4. Effective leader – catalyzes commitment to and vigorous pursuit of a clear and compelling vision, stimulating higher performance standards
5. Executive – builds enduring greatness through a paradoxical blend of personal humility and professional will
Humility + Will = Level 5. These leaders channel their ego needs away from themselves and into the larget goal of building a great company.
For a company to be great, they must manage risk effectivity and have Big Hairy Audacious Goals (BHAGs).
Stockdale Paradox: You must maintain unwavering faith that you can and will prevail in the end, regardless of the difficulties, AND at the same time have the discipline to confront brutal facts of your current reality, whatever they might be.
Jim’s recommended to do list:
1. Start a “stop doing” list
2. Use the diagnostic tool available on line (www.JimCollins.com) with your team
3. Determine how many on your team are the right people and develop a plan for what to do with the people that are in the wrong role
4. Start a personal board of directors
5. Get young people in your face
6. Build a council to make decisions
7. Determine your questions to statements ratio – develop a plan to double this
8. Turn off electronic devices – take time to think. Schedule “quiet-tude”
9. Ask everyone on the team to define what they do, not what their title is
10. Get your core values solid
11. Establish 15-25 BHAGs, identify the obstacles and eliminate them
Quote from Jim’s mentor (on his personal board of directors): “spend less time trying to be interesting and more time being interested”
Marcus Buckingham is an inspiring speaker with important insights to maximizing strengths, understanding the crucial differences between leadership and management, and fulfilling the quest for long-lasting personal success.
Build on your strengths and manage around your weaknesses.
Differentiating question to determine high performing teams: at work do you have the opportunity to do what you do best?
• Only 14% of US resources felt they spend most of their day playing to their strengths even though,
• 45% of people questioned in the US believe that focusing on strengths is the best way to gain performance.
Ben Franklin: Wasted strengths are sundials in the shade.

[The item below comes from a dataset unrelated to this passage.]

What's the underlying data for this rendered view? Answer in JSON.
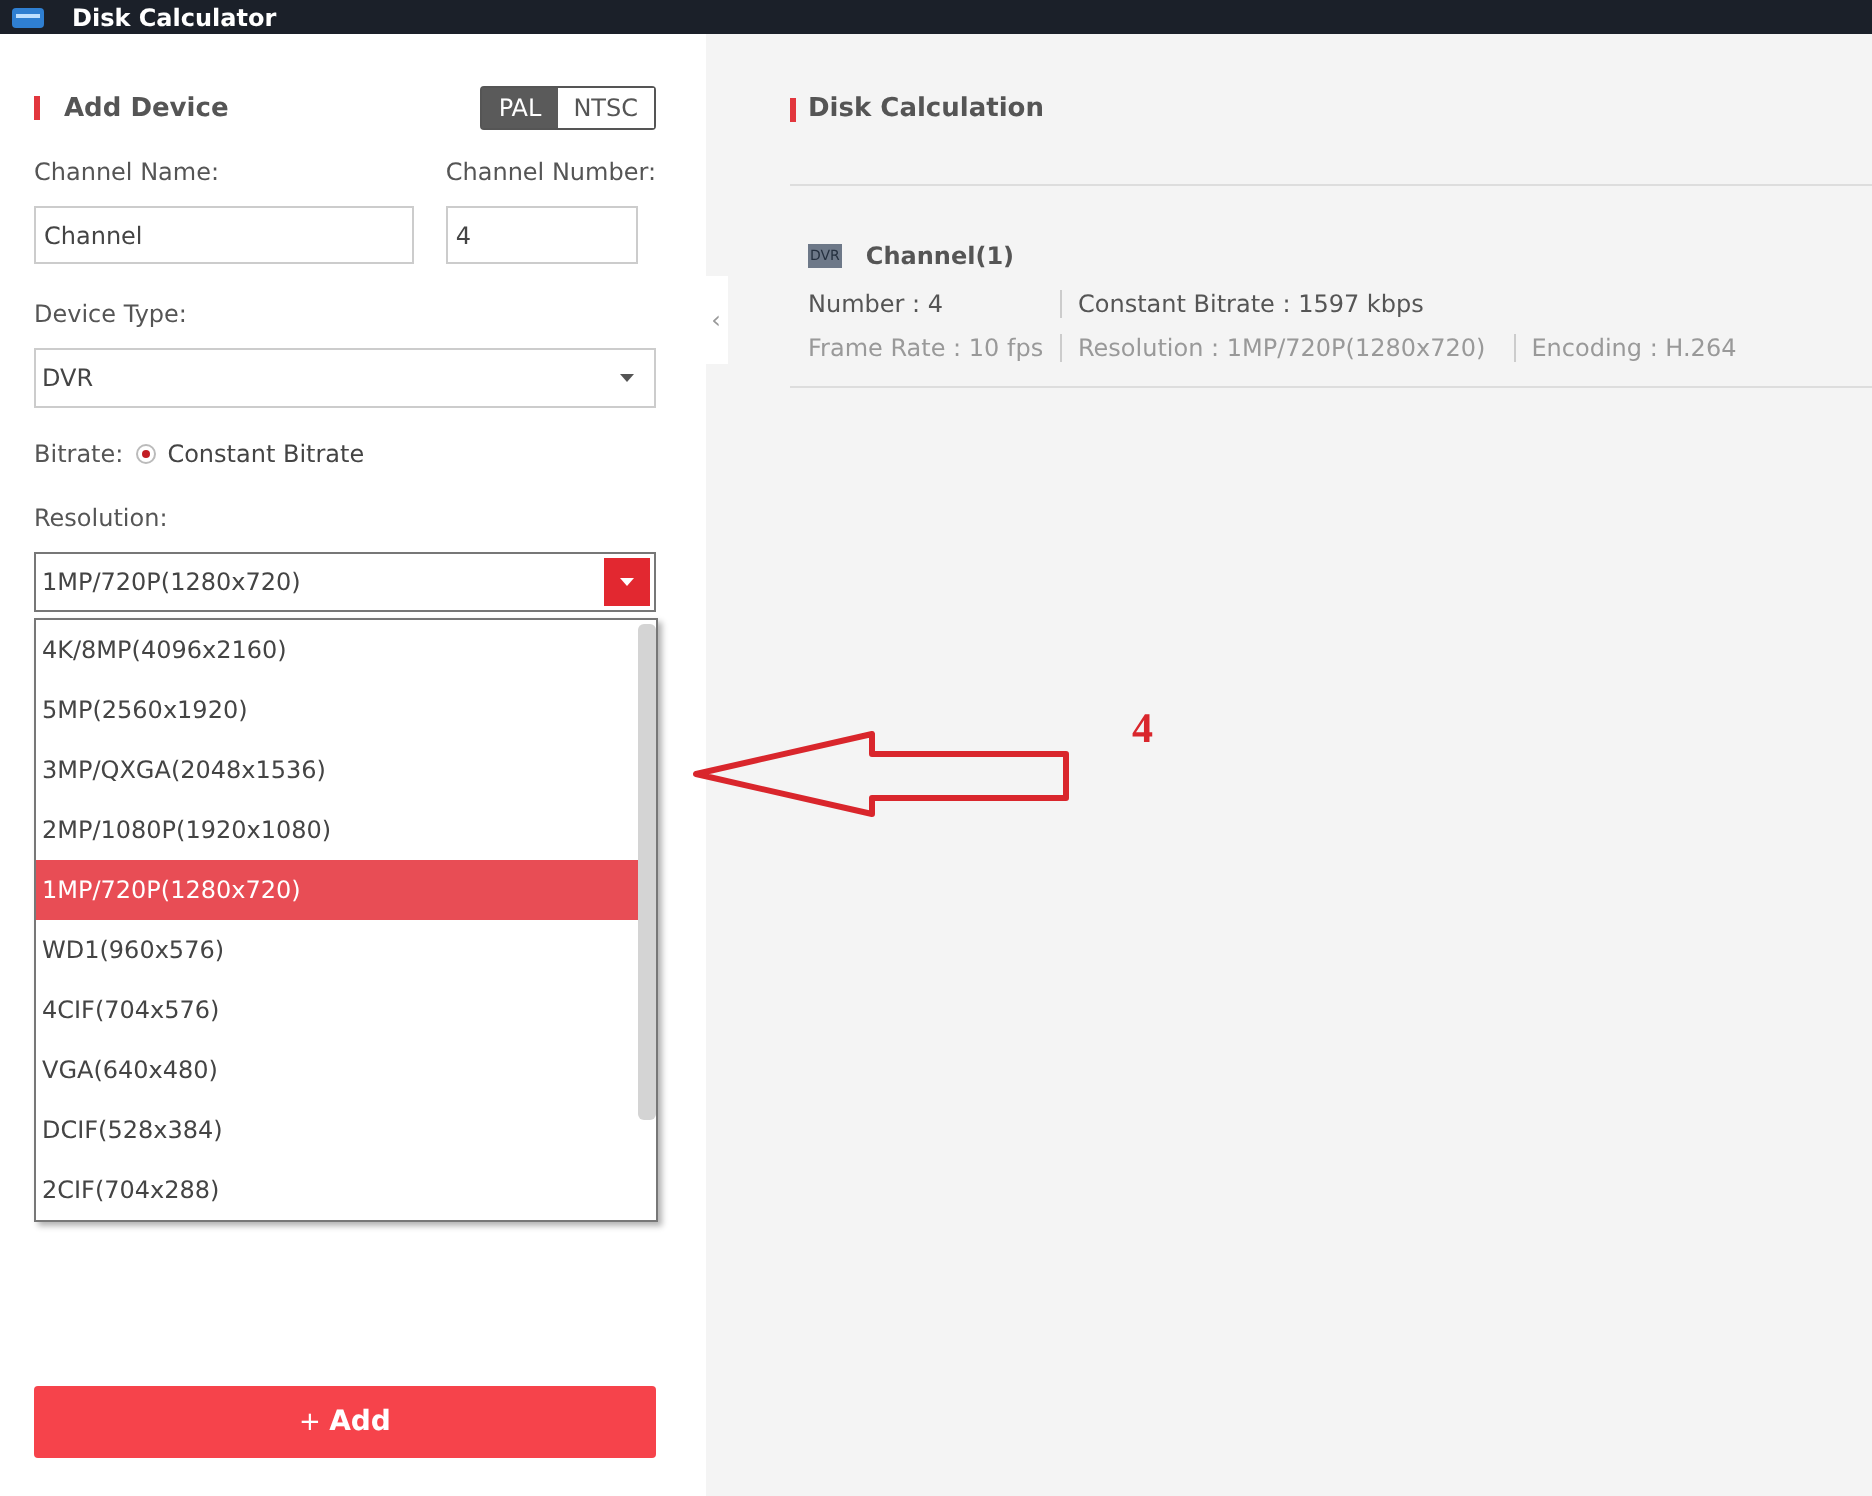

David Rubenstein is the co-founder of The Carlyle Group, an American private equity firm. Rubenstein is also active in philanthropy, on December 18, 2007, David Rubinstein purchased the last privately owned copy of the Magna Carta at Sotheby's auction house in New York for 21.3 million dollars. He announced that it would be housed at the National Archives in Washington D.C.
David’s recommended to do list:
1. Do what you love
2. Don’t follow the conventional wisdom
3. Don’t take “no” for an answer
4. Share the credit and the wealth
5. Make yourself indispensable – develop an area of specialization
6. Focus on the product or service you are selling, not the money
7. Think global
8. Get out of your office, it is stimulating – everyone is a salesperson
9. Seize opportunities – plans always change
10. Do not show arrogance
Leadership: You owe the people you lead your honest view of a situation and a decision on how to move forward.